Data items
•••
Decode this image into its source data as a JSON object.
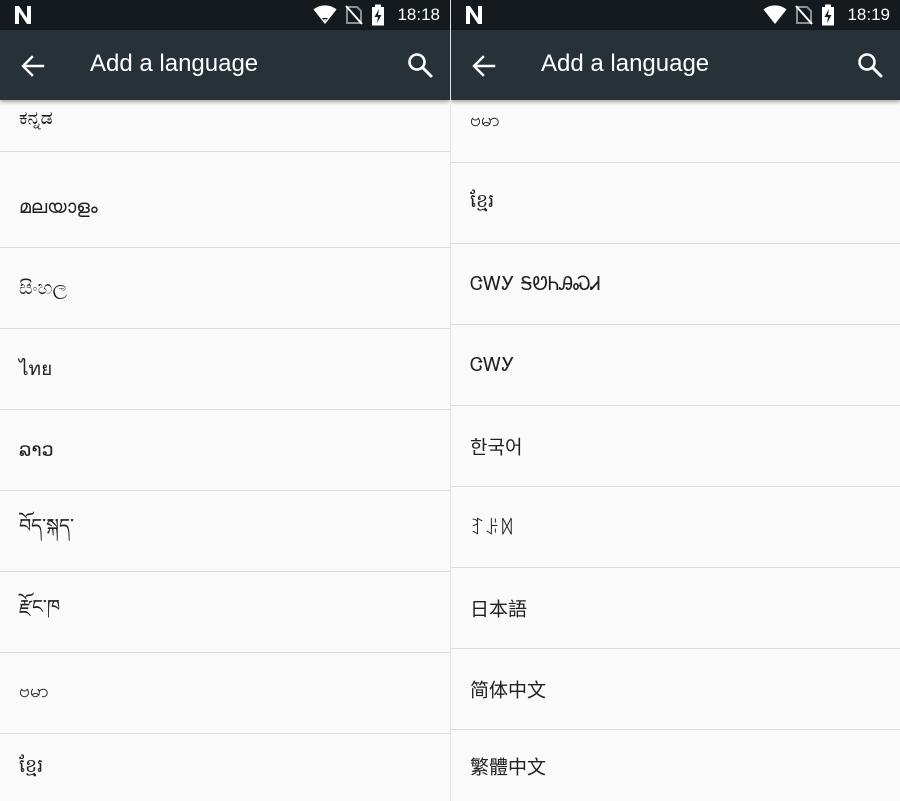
{
  "colors": {
    "status_bar": "#141a1d",
    "app_bar": "#263238",
    "list_background": "#fafafa",
    "divider": "#dcdcdc",
    "text": "#212121"
  },
  "screens": [
    {
      "status_bar": {
        "time": "18:18",
        "icons": [
          "n-logo-icon",
          "wifi-icon",
          "no-sim-icon",
          "battery-charging-icon"
        ]
      },
      "app_bar": {
        "back_icon": "arrow-back-icon",
        "title": "Add a language",
        "search_icon": "search-icon"
      },
      "languages": [
        {
          "label": "ಕನ್ನಡ"
        },
        {
          "label": "മലയാളം"
        },
        {
          "label": "සිංහල"
        },
        {
          "label": "ไทย"
        },
        {
          "label": "ລາວ"
        },
        {
          "label": "བོད་སྐད་"
        },
        {
          "label": "རྫོང་ཁ"
        },
        {
          "label": "ဗမာ"
        },
        {
          "label": "ខ្មែរ"
        }
      ]
    },
    {
      "status_bar": {
        "time": "18:19",
        "icons": [
          "n-logo-icon",
          "wifi-icon",
          "no-sim-icon",
          "battery-charging-icon"
        ]
      },
      "app_bar": {
        "back_icon": "arrow-back-icon",
        "title": "Add a language",
        "search_icon": "search-icon"
      },
      "languages": [
        {
          "label": "ဗမာ"
        },
        {
          "label": "ខ្មែរ"
        },
        {
          "label": "ᏣᎳᎩ ᎦᏬᏂᎯᏍᏗ"
        },
        {
          "label": "ᏣᎳᎩ"
        },
        {
          "label": "한국어"
        },
        {
          "label": "ꆈꌠꉙ"
        },
        {
          "label": "日本語"
        },
        {
          "label": "简体中文"
        },
        {
          "label": "繁體中文"
        }
      ]
    }
  ]
}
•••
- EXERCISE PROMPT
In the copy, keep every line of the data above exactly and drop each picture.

- SOLUTION
Decode this image into its source data as a JSON object.
{
  "colors": {
    "status_bar": "#141a1d",
    "app_bar": "#263238",
    "list_background": "#fafafa",
    "divider": "#dcdcdc",
    "text": "#212121"
  },
  "screens": [
    {
      "status_bar": {
        "time": "18:18",
        "icons": [
          "n-logo-icon",
          "wifi-icon",
          "no-sim-icon",
          "battery-charging-icon"
        ]
      },
      "app_bar": {
        "back_icon": "arrow-back-icon",
        "title": "Add a language",
        "search_icon": "search-icon"
      },
      "languages": [
        {
          "label": "ಕನ್ನಡ"
        },
        {
          "label": "മലയാളം"
        },
        {
          "label": "සිංහල"
        },
        {
          "label": "ไทย"
        },
        {
          "label": "ລາວ"
        },
        {
          "label": "བོད་སྐད་"
        },
        {
          "label": "རྫོང་ཁ"
        },
        {
          "label": "ဗမာ"
        },
        {
          "label": "ខ្មែរ"
        }
      ]
    },
    {
      "status_bar": {
        "time": "18:19",
        "icons": [
          "n-logo-icon",
          "wifi-icon",
          "no-sim-icon",
          "battery-charging-icon"
        ]
      },
      "app_bar": {
        "back_icon": "arrow-back-icon",
        "title": "Add a language",
        "search_icon": "search-icon"
      },
      "languages": [
        {
          "label": "ဗမာ"
        },
        {
          "label": "ខ្មែរ"
        },
        {
          "label": "ᏣᎳᎩ ᎦᏬᏂᎯᏍᏗ"
        },
        {
          "label": "ᏣᎳᎩ"
        },
        {
          "label": "한국어"
        },
        {
          "label": "ꆈꌠꉙ"
        },
        {
          "label": "日本語"
        },
        {
          "label": "简体中文"
        },
        {
          "label": "繁體中文"
        }
      ]
    }
  ]
}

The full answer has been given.